The levels of stress experienced by emergency call handlers is damaging to their long term health, according to a pioneering study by UK researchers.
They noted that past research on how stress affected healthcare workers was largely focused on frontline staff. But they said little was previously known on the impact on call handlers who made the critical decisions in assessing what type of emergency response was required.
“The stress that they experience when responding to such calls should not be overlooked”
The new study involved researchers from the University of Surrey, University of Dundee, Anglia Ruskin University and Kingston University/St George’s, University of London.
Examining 16 studies from across the world, the researchers identified key factors that caused operatives stress and potentially impacted on their psychological health. Exposure to traumatic and abusive calls was found to negatively affect call handlers in the study, published in the journal PeerJ.
While they were not physically exposed to emergency situations, evidence demonstrated they experienced trauma vicariously, said the study authors. In one study, participants reported experiencing fear, helplessness or horror in reaction to 32% of the different types of calls that they received.
The study authors found the key stressor for call handlers was a lack of control over their workload, due to the unpredictability of calls and a lack of recognition of the demands of their assignments.
They noted another study had reported that ambulance call handlers felt out of control of their workload after returning from breaks, leading to staff not taking them and risking exhaustion.
“Staff are at risk of burnout, due to high workload, inadequate training and a lack of control”
A lack of high quality training in dealing with pressurised calls was identified by some handlers as contributing to stress levels, added the researchers.
Study co-author Professor Mark Cropley, from Surrey University, said: “Call handlers across different emergency services consistently reported their job as highly stressful, which in turn affects their psychological health.
“This undoubtedly impacts on their overall wellbeing, leading to increased sickness and time away from work, putting additional strain on the service and their colleagues,” he said.
“Although handlers are not experiencing trauma first-hand, the stress that they experience when responding to such calls should not be overlooked,” said Professor Cropley.

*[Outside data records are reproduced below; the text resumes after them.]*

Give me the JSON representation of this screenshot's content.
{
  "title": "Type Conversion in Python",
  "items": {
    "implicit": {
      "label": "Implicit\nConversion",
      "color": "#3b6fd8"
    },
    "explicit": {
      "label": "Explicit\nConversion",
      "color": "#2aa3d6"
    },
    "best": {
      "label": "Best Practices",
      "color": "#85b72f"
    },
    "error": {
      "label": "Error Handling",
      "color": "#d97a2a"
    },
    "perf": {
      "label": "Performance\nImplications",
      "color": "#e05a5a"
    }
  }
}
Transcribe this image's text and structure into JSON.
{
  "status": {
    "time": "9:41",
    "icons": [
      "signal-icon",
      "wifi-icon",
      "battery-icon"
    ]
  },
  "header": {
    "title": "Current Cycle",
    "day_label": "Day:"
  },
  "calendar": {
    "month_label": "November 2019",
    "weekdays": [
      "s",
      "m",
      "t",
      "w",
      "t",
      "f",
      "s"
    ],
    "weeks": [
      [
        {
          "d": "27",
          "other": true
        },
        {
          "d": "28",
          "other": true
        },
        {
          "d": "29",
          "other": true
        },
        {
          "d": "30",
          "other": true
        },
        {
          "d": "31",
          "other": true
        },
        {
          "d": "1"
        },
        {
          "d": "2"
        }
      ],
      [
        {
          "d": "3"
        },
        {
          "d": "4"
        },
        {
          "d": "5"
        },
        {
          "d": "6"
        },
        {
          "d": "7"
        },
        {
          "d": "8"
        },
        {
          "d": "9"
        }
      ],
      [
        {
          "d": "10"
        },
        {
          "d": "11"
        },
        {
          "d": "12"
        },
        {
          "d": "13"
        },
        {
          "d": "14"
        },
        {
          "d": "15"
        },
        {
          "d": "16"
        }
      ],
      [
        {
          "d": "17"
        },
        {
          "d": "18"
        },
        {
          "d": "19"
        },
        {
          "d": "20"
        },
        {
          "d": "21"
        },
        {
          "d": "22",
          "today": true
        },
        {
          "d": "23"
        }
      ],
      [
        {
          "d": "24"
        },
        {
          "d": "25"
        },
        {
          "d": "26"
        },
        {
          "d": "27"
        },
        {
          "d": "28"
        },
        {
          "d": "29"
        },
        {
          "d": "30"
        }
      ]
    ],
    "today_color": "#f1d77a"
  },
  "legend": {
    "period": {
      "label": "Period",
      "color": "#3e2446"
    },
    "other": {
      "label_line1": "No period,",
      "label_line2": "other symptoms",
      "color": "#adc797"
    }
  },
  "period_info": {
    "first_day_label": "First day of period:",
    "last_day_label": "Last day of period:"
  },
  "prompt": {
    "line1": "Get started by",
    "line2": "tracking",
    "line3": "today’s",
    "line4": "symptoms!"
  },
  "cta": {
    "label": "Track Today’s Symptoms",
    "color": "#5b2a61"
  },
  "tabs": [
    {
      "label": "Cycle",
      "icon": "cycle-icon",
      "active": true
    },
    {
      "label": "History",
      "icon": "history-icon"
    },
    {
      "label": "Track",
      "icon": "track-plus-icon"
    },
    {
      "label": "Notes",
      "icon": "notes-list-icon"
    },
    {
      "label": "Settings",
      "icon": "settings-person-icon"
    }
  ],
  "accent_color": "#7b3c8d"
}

Co-author Professor Patricia Schofield, of Anglia Ruskin University, added: “Call handlers are the frontline of emergency care but are often overlooked when it comes to studies about stress affecting the police, fire and ambulance services.
“This study finds evidence that staff are at risk of burnout, due to high workload, inadequate training and a lack of control,” she said.
“It’s important that these staff are considered and interventions made to ensure that they can cope with their workload - these people make vital decisions which affect lives,” said Professor Schofield.